*** Provided records Section Begins ***

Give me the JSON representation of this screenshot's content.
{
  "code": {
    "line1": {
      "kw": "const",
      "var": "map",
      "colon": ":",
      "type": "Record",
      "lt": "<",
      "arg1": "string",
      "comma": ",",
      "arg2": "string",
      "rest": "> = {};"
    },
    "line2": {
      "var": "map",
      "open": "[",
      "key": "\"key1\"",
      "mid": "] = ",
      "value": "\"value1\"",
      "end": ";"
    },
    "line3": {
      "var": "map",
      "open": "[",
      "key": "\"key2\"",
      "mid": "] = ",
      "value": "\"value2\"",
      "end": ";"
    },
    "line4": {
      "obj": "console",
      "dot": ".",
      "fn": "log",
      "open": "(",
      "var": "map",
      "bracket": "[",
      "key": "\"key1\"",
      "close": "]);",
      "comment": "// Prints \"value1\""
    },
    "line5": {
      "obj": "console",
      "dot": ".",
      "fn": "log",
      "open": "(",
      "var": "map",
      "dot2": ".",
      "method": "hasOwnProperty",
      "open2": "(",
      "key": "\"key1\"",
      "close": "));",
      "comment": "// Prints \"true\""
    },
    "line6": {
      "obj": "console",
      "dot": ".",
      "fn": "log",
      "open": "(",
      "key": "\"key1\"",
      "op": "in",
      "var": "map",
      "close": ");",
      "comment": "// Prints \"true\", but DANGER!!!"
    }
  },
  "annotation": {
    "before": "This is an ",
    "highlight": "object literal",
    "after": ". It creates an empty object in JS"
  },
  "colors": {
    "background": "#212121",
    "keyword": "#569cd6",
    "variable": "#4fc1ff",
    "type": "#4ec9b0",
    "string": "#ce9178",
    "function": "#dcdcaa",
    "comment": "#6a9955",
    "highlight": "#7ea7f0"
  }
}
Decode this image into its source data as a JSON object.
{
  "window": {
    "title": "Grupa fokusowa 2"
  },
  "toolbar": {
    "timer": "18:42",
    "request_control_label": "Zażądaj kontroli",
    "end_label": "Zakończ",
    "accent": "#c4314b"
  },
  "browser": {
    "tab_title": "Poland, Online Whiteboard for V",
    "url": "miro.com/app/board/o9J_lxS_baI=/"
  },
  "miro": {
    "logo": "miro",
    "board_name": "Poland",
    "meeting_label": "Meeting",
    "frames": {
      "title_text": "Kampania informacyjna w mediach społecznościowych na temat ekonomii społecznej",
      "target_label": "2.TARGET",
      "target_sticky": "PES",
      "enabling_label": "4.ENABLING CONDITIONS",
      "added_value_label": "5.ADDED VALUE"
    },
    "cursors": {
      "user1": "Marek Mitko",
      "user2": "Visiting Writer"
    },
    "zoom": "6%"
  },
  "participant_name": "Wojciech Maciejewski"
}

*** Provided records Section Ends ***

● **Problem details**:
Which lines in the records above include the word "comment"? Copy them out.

● **Answer section**:
      "comment": "// Prints \"value1\""
      "comment": "// Prints \"true\""
      "comment": "// Prints \"true\", but DANGER!!!"
    "comment": "#6a9955",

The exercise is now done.